UPSs earned their great reputation for power conditioning due to the performance of the true "on-line” variety. This type of UPS uses utility power only to charge the UPS battery. Battery power, which is DC (direct current), is then converted back to AC to power the connected equipment. This "double conversion” process completely isolates powered equipment from incoming utility current eliminating any interference, voltage spike hazards or voltage level problems.
Volt Amp (VA) = The size of electrical capacity or electrical load expressed as the product of circuit voltage and its ampacity. (Volts x amps = volt amps) This is also equal to the apparent power of AC current.
Voltage (V) = The measure of potential energy of an electric field which causes an electric current in a conductor. Voltage is the "force” that causes current to flow.
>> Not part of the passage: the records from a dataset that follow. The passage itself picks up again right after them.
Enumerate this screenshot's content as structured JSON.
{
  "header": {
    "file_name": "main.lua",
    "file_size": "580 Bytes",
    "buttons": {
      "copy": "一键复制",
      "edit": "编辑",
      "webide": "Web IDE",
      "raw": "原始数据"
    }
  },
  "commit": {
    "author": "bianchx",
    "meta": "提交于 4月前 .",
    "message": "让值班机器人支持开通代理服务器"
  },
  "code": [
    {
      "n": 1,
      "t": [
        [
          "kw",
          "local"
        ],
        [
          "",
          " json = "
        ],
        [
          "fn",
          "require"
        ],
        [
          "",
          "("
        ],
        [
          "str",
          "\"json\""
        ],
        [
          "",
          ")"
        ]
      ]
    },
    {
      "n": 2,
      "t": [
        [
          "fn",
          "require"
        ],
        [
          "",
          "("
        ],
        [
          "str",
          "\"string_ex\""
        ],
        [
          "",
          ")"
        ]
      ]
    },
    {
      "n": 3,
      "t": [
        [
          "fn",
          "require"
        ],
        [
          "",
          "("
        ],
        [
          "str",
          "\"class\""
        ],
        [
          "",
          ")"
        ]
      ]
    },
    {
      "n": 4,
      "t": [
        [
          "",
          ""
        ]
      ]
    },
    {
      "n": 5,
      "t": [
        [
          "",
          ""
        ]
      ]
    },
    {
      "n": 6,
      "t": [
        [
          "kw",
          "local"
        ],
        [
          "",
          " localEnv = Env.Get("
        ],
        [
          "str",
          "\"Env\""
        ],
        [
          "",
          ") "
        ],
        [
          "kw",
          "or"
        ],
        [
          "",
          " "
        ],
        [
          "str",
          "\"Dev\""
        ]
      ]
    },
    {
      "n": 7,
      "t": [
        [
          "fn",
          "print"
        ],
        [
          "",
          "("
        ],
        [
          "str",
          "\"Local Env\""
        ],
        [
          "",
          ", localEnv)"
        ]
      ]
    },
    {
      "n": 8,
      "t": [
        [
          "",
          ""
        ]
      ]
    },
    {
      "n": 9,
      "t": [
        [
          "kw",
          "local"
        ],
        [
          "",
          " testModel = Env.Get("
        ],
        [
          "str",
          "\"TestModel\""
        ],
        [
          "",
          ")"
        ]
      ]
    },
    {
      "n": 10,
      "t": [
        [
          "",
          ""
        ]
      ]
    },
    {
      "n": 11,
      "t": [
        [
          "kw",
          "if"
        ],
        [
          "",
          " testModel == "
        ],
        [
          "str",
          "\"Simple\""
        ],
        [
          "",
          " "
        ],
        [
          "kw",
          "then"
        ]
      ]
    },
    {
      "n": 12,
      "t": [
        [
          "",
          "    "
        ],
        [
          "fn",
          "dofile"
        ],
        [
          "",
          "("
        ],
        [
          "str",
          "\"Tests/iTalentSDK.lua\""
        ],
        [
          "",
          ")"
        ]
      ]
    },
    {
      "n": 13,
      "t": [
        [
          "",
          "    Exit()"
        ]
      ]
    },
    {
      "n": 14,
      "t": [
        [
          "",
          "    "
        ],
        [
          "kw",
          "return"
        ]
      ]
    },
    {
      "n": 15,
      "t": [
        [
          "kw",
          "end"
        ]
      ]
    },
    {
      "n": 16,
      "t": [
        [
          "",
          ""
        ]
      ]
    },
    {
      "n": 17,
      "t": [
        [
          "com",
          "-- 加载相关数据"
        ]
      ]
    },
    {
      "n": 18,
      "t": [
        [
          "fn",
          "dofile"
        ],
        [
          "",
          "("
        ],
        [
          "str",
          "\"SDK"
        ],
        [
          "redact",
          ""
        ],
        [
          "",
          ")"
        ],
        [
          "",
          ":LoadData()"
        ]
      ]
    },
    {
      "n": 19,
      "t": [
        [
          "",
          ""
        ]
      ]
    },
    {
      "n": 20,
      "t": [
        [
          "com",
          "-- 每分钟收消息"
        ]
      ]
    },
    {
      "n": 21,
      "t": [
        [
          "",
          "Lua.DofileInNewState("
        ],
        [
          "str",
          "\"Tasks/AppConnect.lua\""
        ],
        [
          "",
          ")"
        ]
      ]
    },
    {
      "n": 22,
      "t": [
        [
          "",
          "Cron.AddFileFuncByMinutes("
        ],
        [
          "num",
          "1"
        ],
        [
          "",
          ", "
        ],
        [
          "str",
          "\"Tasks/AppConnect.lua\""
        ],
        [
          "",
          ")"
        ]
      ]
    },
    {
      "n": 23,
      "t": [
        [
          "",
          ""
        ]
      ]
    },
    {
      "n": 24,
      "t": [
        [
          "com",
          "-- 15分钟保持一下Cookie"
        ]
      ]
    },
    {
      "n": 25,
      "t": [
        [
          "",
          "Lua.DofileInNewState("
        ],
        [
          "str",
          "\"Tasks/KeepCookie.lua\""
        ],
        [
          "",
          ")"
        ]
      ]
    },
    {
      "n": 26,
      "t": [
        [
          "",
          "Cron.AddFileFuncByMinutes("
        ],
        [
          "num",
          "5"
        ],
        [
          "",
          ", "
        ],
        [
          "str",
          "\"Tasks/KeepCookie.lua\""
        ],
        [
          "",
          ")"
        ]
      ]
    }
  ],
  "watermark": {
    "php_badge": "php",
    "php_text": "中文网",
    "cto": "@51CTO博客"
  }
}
Standard US electrical utility power is 120 volts (alternating current), single phase, for most residential and commercial use.
Voltage Regulation = US electric utility power is standardized at 120 volts (sometimes referred to as VAC), 60 hertz (Hz) (i.e 60 cycles per second). Electricity suppliers aim to keep most customers supplied between 114 and 126 V most of the time. However variations in the peak or average voltage do occur. When the RMS voltage exceeds the nominal correct voltage by a certain margin, the event may be called a "swell". A "dip", "sag" (short duration) and "brown out” (long duration) are low voltage events that are observable. Low voltage events are more common than high ones. A voltage regulator can accept this voltage variance within a limited range and produce correct voltage output. Line interactive and on line UPSs provide voltage regulation.
Watt (W) = A measure of work performed. Wattage equals volts x amps x power factor. Because power factors are less than 1, the wattage specifications for AC current are usually less than the volt amp (VA) rating.
Download a PDF of this article: